• Work task:
Could you filter the data below down to the lines that hold the word "method"?

[Supplied entries Boundary: Start]

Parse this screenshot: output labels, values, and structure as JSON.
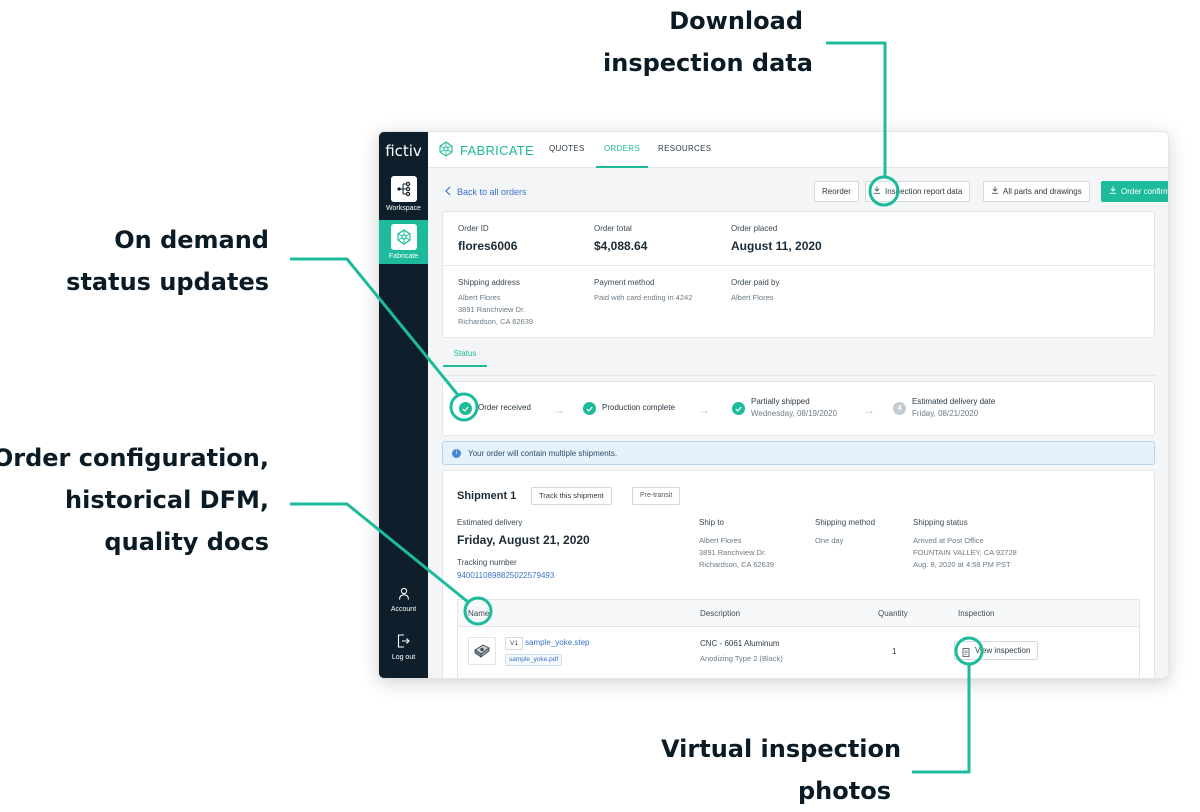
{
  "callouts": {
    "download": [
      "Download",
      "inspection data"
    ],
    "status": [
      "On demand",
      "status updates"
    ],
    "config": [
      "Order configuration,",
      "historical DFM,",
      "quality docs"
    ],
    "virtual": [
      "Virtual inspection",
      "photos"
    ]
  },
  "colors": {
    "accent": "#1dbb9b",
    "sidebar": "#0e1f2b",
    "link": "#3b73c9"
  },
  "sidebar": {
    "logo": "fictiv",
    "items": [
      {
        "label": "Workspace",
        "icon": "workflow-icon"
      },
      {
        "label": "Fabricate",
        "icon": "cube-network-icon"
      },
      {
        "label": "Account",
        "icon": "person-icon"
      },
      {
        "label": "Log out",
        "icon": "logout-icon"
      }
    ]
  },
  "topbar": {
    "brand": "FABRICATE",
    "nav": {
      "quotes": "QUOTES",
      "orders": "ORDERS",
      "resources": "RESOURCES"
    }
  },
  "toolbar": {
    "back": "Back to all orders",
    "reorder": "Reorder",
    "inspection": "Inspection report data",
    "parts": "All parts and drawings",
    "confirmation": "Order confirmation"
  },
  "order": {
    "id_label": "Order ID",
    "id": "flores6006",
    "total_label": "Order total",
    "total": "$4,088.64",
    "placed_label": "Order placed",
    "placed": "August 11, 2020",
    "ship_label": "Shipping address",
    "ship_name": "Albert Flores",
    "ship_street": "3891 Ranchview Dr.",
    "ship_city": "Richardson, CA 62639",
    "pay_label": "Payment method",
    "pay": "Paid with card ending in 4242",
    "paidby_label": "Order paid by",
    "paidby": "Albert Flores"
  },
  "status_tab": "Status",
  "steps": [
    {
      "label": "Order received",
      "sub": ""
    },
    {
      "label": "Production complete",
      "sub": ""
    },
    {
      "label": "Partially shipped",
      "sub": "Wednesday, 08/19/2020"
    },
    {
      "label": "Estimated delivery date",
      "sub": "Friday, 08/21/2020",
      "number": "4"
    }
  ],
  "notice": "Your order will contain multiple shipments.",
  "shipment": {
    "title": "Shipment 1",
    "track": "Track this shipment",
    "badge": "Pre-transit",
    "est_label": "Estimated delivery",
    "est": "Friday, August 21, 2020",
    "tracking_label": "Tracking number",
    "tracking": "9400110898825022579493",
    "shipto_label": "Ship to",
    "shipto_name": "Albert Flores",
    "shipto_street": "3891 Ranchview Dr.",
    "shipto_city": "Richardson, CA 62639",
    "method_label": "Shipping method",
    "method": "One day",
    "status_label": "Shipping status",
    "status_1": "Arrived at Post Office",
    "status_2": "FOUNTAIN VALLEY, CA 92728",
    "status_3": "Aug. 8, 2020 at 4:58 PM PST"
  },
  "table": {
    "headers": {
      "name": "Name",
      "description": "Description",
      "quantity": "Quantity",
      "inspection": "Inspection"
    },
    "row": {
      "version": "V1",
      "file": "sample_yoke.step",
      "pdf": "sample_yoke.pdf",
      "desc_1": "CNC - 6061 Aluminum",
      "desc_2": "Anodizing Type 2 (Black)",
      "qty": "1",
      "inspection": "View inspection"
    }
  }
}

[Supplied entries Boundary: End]

• Answer area:
    "pay_label": "Payment method",
    "method_label": "Shipping method",
    "method": "One day",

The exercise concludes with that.